[en] Rapid heat generation is one of the biggest problems faced in carrying out pulsed field magnetization of (RE)BCO superconducting bulks compared to other methods of magnetization. The effects of various thermal conductivities in the ab-plane (kab) and along the c-axis (kc) of a bulk on its trapped field performance following pulsed field magnetization were modelled. The E–J power law was used, coupled with the heat generation, to simulate the effect of anisotropic thermal conductivity combinations on the peak trapped field and total trapped flux. A thermally isolated bulk is not affected so strongly by thermal conductivity, but on cooling the bulk conductively from its base using a cold head, increasing kc significantly enhances both the trapped field and the flux. Embedding highly thermally conducting copper structures in the bulk material was investigated as a practical way to locally increase kab and kc. The structures investigated increased the trapped field and flux by a maximum of around 30% without increasing the size of the bulk. Different structures can be used depending on whether an application requires the highest trapped field or highest total flux. (paper)
[en] Copper sheathed MgB2 wires, prepared by an in-situ process, were exposed to neutron radiation in order to introduce defects into the superconductor. The high level of disorder (4.6 x 10-2 dpa) leads to a decreases of the transition temperature by more than 4 K, but to an increase of the slope of the irreversibility line, thus resulting in higher irreversibility fields at low temperatures. The transport currents are significantly enhanced at 4.2 K for fields above 2 T
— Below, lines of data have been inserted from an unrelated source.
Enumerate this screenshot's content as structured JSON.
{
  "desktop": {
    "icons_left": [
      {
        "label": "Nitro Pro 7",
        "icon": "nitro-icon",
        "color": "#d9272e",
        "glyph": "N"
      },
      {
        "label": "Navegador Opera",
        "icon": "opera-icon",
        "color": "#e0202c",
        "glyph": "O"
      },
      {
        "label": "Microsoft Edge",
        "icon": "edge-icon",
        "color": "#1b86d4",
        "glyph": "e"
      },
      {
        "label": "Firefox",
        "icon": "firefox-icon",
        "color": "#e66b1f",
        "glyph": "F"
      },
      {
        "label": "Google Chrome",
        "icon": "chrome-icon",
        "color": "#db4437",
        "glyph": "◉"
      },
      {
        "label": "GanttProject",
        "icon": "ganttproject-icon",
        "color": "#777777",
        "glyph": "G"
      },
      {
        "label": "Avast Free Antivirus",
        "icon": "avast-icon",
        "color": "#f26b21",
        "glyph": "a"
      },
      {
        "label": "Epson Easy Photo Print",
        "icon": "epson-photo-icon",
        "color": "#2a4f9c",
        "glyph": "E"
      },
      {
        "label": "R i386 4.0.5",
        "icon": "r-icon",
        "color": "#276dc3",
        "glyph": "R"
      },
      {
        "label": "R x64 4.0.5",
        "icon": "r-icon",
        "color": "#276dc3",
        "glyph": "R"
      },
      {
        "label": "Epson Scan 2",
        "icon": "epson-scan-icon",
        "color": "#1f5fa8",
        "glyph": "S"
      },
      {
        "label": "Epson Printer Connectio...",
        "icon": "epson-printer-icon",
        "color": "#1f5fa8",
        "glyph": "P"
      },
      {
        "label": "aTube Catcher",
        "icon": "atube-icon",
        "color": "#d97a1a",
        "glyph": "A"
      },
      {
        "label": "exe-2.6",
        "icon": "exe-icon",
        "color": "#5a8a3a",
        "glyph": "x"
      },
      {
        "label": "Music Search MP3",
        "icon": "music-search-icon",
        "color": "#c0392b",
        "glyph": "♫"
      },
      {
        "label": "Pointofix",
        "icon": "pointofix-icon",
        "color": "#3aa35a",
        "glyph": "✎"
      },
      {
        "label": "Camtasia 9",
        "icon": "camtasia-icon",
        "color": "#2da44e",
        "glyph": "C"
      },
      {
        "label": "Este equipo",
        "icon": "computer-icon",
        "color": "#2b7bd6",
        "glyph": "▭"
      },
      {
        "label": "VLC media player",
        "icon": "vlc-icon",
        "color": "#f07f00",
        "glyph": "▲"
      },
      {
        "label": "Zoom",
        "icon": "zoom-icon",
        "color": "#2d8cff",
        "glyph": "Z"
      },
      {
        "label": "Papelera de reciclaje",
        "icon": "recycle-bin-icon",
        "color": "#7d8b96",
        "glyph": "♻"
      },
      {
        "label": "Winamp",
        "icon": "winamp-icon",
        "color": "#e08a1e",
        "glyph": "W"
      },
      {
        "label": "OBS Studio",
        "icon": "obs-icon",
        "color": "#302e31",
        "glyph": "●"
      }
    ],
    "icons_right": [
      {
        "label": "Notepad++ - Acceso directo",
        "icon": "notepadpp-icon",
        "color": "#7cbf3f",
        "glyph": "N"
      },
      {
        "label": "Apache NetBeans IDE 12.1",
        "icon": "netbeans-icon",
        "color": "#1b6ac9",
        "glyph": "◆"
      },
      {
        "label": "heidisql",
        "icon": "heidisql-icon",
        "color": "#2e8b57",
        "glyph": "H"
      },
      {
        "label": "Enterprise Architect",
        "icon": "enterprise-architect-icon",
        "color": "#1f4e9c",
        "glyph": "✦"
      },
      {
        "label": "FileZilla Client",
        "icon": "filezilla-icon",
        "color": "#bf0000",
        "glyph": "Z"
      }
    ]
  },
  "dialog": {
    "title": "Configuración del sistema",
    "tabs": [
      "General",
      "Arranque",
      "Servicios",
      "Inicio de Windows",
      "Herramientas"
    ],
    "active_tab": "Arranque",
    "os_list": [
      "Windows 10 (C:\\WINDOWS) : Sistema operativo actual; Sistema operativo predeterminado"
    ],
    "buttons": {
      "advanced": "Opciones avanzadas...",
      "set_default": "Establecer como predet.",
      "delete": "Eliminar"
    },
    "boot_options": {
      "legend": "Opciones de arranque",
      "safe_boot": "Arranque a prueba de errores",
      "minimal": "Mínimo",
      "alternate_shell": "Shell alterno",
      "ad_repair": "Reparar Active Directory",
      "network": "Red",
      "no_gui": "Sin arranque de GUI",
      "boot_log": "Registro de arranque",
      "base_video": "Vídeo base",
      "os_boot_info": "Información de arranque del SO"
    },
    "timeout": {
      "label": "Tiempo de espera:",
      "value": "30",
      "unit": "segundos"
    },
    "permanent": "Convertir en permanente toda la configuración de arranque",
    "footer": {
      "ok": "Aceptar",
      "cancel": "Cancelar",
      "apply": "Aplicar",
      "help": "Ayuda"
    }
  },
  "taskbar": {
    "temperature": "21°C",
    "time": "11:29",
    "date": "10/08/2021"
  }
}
[en] Results are given of the effect of the temperature of growth of the pinning force. Investigations were performed for the perpendicular H and parallel H orientation of the tape conductor of Nb3Sn face in relation to the magnetic field vector
[en] Electromagnetic compaction of in situ MgB_2/Cu wire has been achieved using a custom-built 200 J device. The monofilament core packing density was increased by 8% and up to 31% for unreacted and reacted wires respectively. The higher density of the MgB_2 core resulted in a critical current density increase of up to 75% in comparison to that for cold-drawn-only wire. Applying this treatment to a wire with Cu powder additions to the core and with an optimized heat treatment resulted in one of the highest ever reported values of J_c for MgB_2/Cu wires of 6.83 × 10"3 A cm"−"2 at 4.2 K and 6 T. (paper)